◆ Records for this task
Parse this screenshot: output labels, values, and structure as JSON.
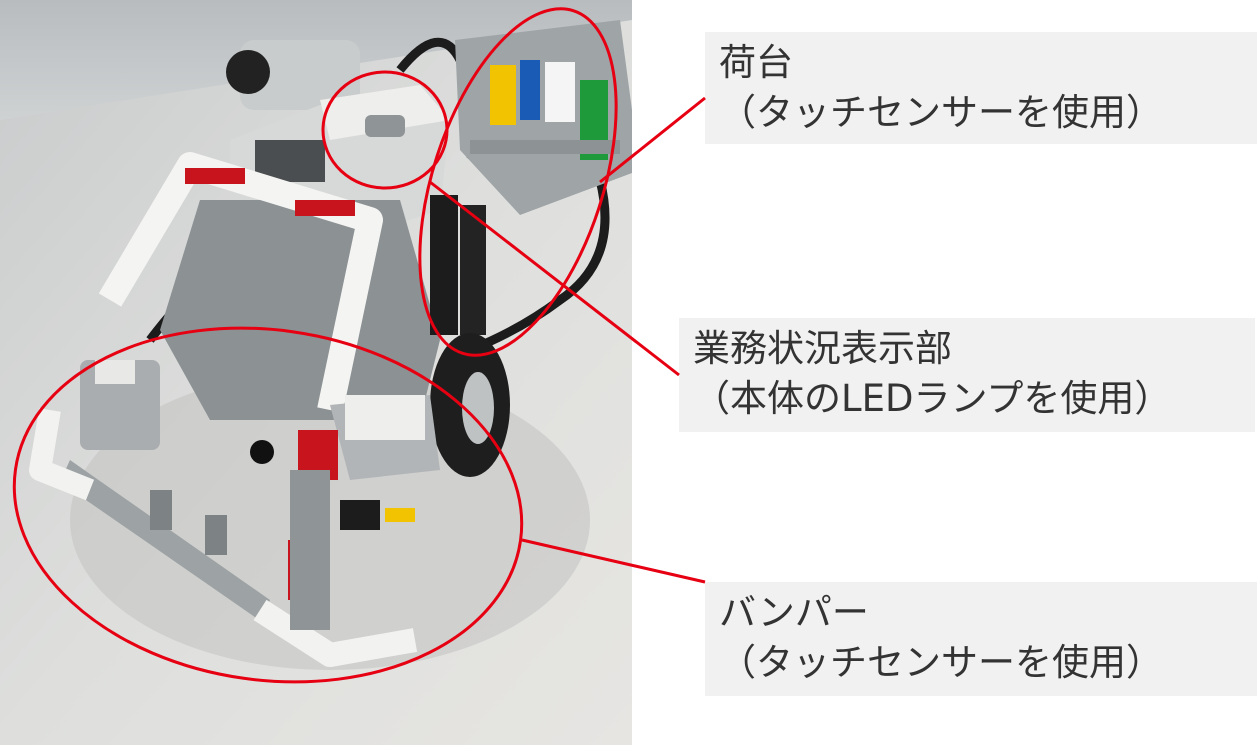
{
  "annotations": {
    "cargo": {
      "title": "荷台",
      "subtitle": "（タッチセンサーを使用）"
    },
    "status": {
      "title": "業務状況表示部",
      "subtitle": "（本体のLEDランプを使用）"
    },
    "bumper": {
      "title": "バンパー",
      "subtitle": "（タッチセンサーを使用）"
    }
  },
  "colors": {
    "highlight": "#e60012",
    "label_background": "#f1f1f1",
    "label_text": "#333333",
    "table_surface": "#dcdcd8",
    "robot_gray": "#9ea3a6",
    "robot_white": "#f3f3f1",
    "robot_red": "#c8141c",
    "robot_black": "#1c1c1c"
  }
}
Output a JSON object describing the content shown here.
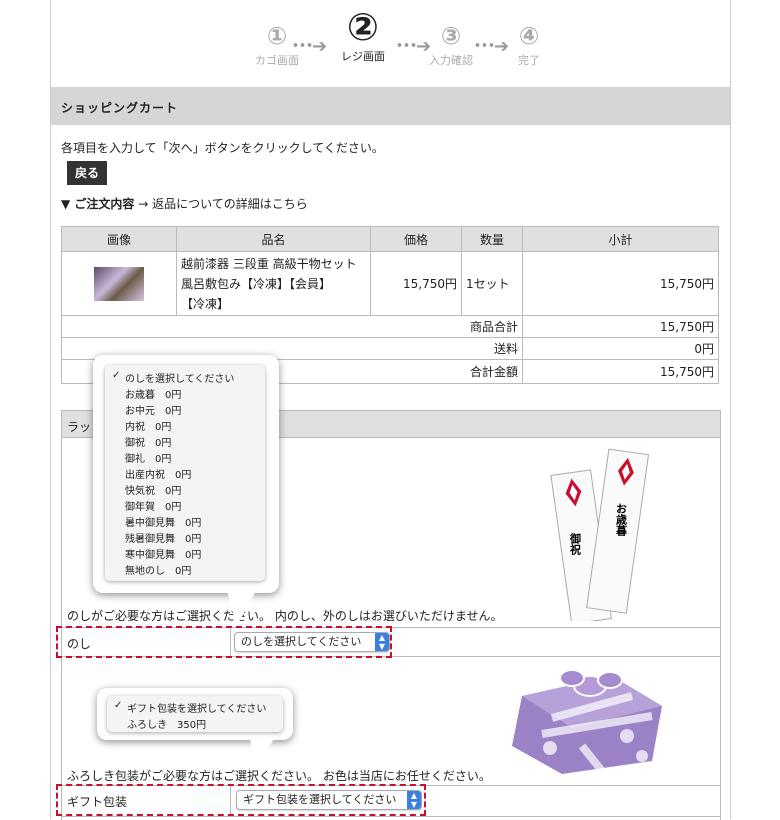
{
  "steps": [
    {
      "num": "①",
      "label": "カゴ画面"
    },
    {
      "num": "②",
      "label": "レジ画面"
    },
    {
      "num": "③",
      "label": "入力確認"
    },
    {
      "num": "④",
      "label": "完了"
    }
  ],
  "arrow": "･･･➔",
  "section_title": "ショッピングカート",
  "instruction": "各項目を入力して「次へ」ボタンをクリックしてください。",
  "back_button": "戻る",
  "order": {
    "title": "▼ ご注文内容",
    "link": "→ 返品についての詳細はこちら"
  },
  "cart": {
    "headers": [
      "画像",
      "品名",
      "価格",
      "数量",
      "小計"
    ],
    "item": {
      "name_line1": "越前漆器 三段重 高級干物セット",
      "name_line2": "風呂敷包み【冷凍】【会員】",
      "name_line3": "【冷凍】",
      "price": "15,750円",
      "qty": "1セット",
      "subtotal": "15,750円"
    },
    "totals": [
      {
        "label": "商品合計",
        "value": "15,750円"
      },
      {
        "label": "送料",
        "value": "0円"
      },
      {
        "label": "合計金額",
        "value": "15,750円"
      }
    ]
  },
  "wrapping": {
    "header": "ラッ",
    "noshi_note": "のしがご必要な方はご選択ください。 内のし、外のしはお選びいただけません。",
    "noshi_label": "のし",
    "noshi_select": "のしを選択してください",
    "gift_note": "ふろしき包装がご必要な方はご選択ください。 お色は当店にお任せください。",
    "gift_label": "ギフト包装",
    "gift_select": "ギフト包装を選択してください"
  },
  "noshi_menu": {
    "checked": "✓",
    "items": [
      "のしを選択してください",
      "お歳暮　0円",
      "お中元　0円",
      "内祝　0円",
      "御祝　0円",
      "御礼　0円",
      "出産内祝　0円",
      "快気祝　0円",
      "御年賀　0円",
      "暑中御見舞　0円",
      "残暑御見舞　0円",
      "寒中御見舞　0円",
      "無地のし　0円"
    ]
  },
  "gift_menu": {
    "checked": "✓",
    "items": [
      "ギフト包装を選択してください",
      "ふろしき　350円"
    ]
  },
  "noshi_image": {
    "left_text": "御祝",
    "right_text": "お歳暮"
  },
  "colors": {
    "accent": "#c8102e",
    "select_blue": "#3b7fe0",
    "header_gray": "#d6d6d6"
  }
}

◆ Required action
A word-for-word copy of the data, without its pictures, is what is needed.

◆ Answer for the task
Parse this screenshot: output labels, values, and structure as JSON.
{
  "annotations": {
    "cargo": {
      "title": "荷台",
      "subtitle": "（タッチセンサーを使用）"
    },
    "status": {
      "title": "業務状況表示部",
      "subtitle": "（本体のLEDランプを使用）"
    },
    "bumper": {
      "title": "バンパー",
      "subtitle": "（タッチセンサーを使用）"
    }
  },
  "colors": {
    "highlight": "#e60012",
    "label_background": "#f1f1f1",
    "label_text": "#333333",
    "table_surface": "#dcdcd8",
    "robot_gray": "#9ea3a6",
    "robot_white": "#f3f3f1",
    "robot_red": "#c8141c",
    "robot_black": "#1c1c1c"
  }
}
Output a JSON object describing the content shown here.
{
  "steps": [
    {
      "num": "①",
      "label": "カゴ画面"
    },
    {
      "num": "②",
      "label": "レジ画面"
    },
    {
      "num": "③",
      "label": "入力確認"
    },
    {
      "num": "④",
      "label": "完了"
    }
  ],
  "arrow": "･･･➔",
  "section_title": "ショッピングカート",
  "instruction": "各項目を入力して「次へ」ボタンをクリックしてください。",
  "back_button": "戻る",
  "order": {
    "title": "▼ ご注文内容",
    "link": "→ 返品についての詳細はこちら"
  },
  "cart": {
    "headers": [
      "画像",
      "品名",
      "価格",
      "数量",
      "小計"
    ],
    "item": {
      "name_line1": "越前漆器 三段重 高級干物セット",
      "name_line2": "風呂敷包み【冷凍】【会員】",
      "name_line3": "【冷凍】",
      "price": "15,750円",
      "qty": "1セット",
      "subtotal": "15,750円"
    },
    "totals": [
      {
        "label": "商品合計",
        "value": "15,750円"
      },
      {
        "label": "送料",
        "value": "0円"
      },
      {
        "label": "合計金額",
        "value": "15,750円"
      }
    ]
  },
  "wrapping": {
    "header": "ラッ",
    "noshi_note": "のしがご必要な方はご選択ください。 内のし、外のしはお選びいただけません。",
    "noshi_label": "のし",
    "noshi_select": "のしを選択してください",
    "gift_note": "ふろしき包装がご必要な方はご選択ください。 お色は当店にお任せください。",
    "gift_label": "ギフト包装",
    "gift_select": "ギフト包装を選択してください"
  },
  "noshi_menu": {
    "checked": "✓",
    "items": [
      "のしを選択してください",
      "お歳暮　0円",
      "お中元　0円",
      "内祝　0円",
      "御祝　0円",
      "御礼　0円",
      "出産内祝　0円",
      "快気祝　0円",
      "御年賀　0円",
      "暑中御見舞　0円",
      "残暑御見舞　0円",
      "寒中御見舞　0円",
      "無地のし　0円"
    ]
  },
  "gift_menu": {
    "checked": "✓",
    "items": [
      "ギフト包装を選択してください",
      "ふろしき　350円"
    ]
  },
  "noshi_image": {
    "left_text": "御祝",
    "right_text": "お歳暮"
  },
  "colors": {
    "accent": "#c8102e",
    "select_blue": "#3b7fe0",
    "header_gray": "#d6d6d6"
  }
}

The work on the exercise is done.